The US Congress has passed a landmark $1tn (£741bn) infrastructure spending package, delivering a major domestic win to President Joe Biden.

Negotiations over the sweeping public works bill – which passed the House of Representatives with 228-206 vote – created a bitter split among Democrats.

Meanwhile the House is moving forward with a more ambitious social spending bill favoured by liberal lawmakers.

The infrastructure package now heads to Mr Biden’s desk to be signed into law.

Billed as a “once-in-a-generation” spending measure, the infrastructure legislation proposes $550bn in direct federal expenditure to upgrade highways, roads and bridges, as well as to modernise city transit systems and passenger rail networks.

The agreement also sets aside funding for clean energy, clean drinking water and high speed internet.

Three months ago, 19 Republicans joined with Democrats to approve the legislation in the evenly split Senate, a rare bipartisan feat in an increasingly divided Congress.

But more liberal lawmakers in the House balked at the final version of the bill, complaining that key liberal policies had been dropped in exchange for the bipartisan win.

Members of the Congressional Progressive Caucus pledged they would not support the infrastructure bill until they had voted on a separate social welfare bill that allocates money for healthcare, education and climate change initiatives.

Democrats control both chambers of Congress by very slim majorities, so near-universal support is required for passage of both bills.

The social spending bill is slated to pass through a procedural measure known as budget reconciliation, meaning it requires only a simple majority in each chamber to pass.

But centrist Democrats continue to object to the size and scope of the sprawling bill. They are insisting on seeing full accounting of its economic impacts, a process which could take weeks.
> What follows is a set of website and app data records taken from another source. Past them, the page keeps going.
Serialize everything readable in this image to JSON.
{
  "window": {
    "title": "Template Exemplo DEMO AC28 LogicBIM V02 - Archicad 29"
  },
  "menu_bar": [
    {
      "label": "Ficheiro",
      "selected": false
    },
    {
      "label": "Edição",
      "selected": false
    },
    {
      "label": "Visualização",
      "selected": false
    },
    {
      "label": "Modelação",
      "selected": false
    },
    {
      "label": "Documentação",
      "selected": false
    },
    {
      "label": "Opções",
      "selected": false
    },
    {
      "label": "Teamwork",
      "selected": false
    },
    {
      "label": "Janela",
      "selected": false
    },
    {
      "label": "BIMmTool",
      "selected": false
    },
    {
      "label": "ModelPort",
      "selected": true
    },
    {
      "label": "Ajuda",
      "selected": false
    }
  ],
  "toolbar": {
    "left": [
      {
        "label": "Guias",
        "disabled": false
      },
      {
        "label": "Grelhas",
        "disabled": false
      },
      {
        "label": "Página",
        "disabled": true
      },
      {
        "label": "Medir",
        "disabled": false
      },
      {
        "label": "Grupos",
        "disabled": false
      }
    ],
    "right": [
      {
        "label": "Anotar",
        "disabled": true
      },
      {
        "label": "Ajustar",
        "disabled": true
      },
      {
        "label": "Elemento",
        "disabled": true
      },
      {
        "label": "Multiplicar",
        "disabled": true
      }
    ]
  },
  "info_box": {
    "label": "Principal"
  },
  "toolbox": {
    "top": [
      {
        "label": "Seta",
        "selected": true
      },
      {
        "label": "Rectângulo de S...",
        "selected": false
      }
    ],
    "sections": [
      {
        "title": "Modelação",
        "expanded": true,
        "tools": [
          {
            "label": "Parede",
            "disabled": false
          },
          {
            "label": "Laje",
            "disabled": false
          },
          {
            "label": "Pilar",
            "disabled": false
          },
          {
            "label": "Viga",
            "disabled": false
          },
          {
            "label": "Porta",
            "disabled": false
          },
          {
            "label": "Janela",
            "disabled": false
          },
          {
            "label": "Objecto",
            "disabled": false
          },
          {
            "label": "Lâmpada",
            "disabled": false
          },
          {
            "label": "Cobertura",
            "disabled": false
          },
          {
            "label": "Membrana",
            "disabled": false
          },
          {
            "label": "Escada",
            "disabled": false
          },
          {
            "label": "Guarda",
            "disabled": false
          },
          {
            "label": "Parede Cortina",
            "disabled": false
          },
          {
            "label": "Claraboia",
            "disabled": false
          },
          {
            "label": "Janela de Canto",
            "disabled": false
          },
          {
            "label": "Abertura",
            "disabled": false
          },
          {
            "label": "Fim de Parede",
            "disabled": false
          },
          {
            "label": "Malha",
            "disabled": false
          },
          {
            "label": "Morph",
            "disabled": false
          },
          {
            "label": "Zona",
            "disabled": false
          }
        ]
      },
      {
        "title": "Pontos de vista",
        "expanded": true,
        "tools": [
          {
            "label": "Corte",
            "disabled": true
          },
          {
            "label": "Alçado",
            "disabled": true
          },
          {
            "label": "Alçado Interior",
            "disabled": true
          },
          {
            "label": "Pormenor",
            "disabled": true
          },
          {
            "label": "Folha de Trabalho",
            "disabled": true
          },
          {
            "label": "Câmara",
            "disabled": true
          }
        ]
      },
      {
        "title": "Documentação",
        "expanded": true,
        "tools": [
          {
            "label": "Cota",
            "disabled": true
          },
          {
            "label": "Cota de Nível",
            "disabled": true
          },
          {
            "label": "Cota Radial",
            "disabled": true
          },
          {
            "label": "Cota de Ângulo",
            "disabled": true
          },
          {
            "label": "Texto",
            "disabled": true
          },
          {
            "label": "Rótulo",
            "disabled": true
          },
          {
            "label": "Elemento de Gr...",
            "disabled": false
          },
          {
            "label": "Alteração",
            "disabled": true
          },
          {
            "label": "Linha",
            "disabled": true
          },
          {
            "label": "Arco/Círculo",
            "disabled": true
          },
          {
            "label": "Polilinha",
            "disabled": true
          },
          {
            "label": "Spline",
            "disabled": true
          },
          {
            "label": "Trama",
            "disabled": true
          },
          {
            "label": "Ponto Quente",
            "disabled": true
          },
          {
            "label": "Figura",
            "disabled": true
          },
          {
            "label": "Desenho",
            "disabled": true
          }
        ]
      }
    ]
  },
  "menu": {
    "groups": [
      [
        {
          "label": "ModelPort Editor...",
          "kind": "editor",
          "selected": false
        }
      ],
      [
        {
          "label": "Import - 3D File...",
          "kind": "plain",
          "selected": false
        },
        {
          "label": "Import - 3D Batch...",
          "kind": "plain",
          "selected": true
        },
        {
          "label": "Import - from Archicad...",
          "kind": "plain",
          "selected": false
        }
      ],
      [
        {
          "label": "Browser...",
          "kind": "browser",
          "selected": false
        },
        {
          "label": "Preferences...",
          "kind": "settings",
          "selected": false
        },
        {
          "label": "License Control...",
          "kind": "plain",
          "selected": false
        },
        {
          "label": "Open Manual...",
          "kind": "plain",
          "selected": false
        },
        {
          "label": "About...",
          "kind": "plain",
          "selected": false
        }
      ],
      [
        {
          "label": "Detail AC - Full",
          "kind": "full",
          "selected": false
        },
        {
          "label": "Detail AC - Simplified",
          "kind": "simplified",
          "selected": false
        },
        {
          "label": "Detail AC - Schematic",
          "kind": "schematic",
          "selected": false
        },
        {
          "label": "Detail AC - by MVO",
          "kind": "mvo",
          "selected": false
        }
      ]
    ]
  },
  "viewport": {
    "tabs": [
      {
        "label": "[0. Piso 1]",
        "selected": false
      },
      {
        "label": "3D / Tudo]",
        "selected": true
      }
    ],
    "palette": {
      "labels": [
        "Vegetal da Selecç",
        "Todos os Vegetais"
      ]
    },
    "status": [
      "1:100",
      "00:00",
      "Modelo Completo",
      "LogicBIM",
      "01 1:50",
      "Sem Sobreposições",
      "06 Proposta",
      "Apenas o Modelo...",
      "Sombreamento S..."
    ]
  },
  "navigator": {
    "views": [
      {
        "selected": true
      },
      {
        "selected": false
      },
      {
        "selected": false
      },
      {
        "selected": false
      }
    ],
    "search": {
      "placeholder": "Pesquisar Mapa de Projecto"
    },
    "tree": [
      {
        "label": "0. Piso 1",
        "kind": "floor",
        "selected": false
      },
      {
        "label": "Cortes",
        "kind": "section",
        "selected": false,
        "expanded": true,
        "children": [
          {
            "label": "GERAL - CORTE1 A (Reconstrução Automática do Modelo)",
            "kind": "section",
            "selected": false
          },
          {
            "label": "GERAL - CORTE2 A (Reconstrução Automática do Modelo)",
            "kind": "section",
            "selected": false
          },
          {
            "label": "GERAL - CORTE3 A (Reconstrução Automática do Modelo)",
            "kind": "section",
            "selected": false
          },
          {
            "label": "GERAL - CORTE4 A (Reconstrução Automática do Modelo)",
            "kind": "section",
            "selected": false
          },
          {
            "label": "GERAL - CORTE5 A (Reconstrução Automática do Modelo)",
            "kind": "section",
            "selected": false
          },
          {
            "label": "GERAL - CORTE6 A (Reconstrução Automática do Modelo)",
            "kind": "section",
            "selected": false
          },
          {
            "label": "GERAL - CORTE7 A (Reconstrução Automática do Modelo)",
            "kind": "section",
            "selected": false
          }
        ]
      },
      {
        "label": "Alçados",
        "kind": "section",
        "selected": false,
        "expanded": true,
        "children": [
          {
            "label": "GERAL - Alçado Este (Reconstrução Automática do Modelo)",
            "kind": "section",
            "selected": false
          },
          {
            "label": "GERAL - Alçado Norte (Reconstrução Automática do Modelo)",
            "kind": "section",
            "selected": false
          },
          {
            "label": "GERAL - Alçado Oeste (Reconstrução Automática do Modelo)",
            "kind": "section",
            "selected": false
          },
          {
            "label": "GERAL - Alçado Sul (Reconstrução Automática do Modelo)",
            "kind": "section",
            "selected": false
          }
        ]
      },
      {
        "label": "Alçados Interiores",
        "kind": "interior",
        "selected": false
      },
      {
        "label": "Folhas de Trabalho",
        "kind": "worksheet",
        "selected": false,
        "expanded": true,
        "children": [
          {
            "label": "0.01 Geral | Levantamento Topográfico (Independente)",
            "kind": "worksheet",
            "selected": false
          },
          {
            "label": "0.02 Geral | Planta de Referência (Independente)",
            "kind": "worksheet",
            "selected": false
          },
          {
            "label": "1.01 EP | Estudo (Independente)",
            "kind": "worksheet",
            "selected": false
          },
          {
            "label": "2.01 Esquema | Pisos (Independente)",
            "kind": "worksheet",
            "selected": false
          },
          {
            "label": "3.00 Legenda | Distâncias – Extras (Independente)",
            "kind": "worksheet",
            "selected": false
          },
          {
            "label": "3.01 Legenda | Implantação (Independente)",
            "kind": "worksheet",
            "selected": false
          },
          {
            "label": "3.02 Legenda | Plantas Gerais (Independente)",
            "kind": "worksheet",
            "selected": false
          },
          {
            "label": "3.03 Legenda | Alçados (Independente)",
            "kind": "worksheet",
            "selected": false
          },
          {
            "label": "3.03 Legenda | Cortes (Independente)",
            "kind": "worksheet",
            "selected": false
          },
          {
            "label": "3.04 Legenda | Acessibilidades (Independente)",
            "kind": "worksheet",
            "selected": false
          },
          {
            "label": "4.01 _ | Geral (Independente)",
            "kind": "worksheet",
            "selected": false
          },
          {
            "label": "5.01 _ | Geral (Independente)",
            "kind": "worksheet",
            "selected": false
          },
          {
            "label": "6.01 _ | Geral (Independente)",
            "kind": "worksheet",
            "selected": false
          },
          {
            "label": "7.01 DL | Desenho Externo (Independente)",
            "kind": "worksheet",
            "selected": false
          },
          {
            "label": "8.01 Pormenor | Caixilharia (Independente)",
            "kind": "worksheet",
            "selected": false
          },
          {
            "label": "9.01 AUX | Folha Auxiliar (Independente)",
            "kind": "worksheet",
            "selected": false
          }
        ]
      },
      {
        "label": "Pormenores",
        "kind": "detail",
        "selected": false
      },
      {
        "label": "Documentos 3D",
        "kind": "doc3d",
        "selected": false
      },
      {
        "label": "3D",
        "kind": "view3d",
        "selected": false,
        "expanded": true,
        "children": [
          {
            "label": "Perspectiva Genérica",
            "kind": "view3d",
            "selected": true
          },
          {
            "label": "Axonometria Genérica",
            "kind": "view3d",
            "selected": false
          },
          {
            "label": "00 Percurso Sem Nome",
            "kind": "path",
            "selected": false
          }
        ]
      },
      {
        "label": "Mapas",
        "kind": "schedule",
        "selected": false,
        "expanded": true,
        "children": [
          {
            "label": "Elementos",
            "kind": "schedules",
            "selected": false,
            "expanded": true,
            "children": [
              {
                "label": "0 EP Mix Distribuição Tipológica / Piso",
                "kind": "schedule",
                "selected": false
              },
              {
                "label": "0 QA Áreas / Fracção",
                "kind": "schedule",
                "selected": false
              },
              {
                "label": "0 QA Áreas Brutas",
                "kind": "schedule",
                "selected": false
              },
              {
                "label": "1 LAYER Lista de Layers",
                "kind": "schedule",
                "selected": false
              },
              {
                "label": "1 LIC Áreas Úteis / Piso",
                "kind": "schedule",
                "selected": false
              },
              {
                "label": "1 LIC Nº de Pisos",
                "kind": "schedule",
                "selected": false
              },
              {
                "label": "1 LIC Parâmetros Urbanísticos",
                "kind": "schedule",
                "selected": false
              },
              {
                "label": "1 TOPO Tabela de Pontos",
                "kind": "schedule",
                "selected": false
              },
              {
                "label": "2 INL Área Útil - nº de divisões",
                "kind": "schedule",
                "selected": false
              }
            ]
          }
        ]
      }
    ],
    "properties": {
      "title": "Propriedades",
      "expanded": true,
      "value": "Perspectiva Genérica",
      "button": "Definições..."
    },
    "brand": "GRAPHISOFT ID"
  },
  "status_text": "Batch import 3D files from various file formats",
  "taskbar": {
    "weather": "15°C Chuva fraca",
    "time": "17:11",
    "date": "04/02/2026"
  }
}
On Friday House leaders brokered a compromise, insisting on a vote on the infrastructure bill accompanied by a procedural vote to start debate on the social spending bill.

[Read More…]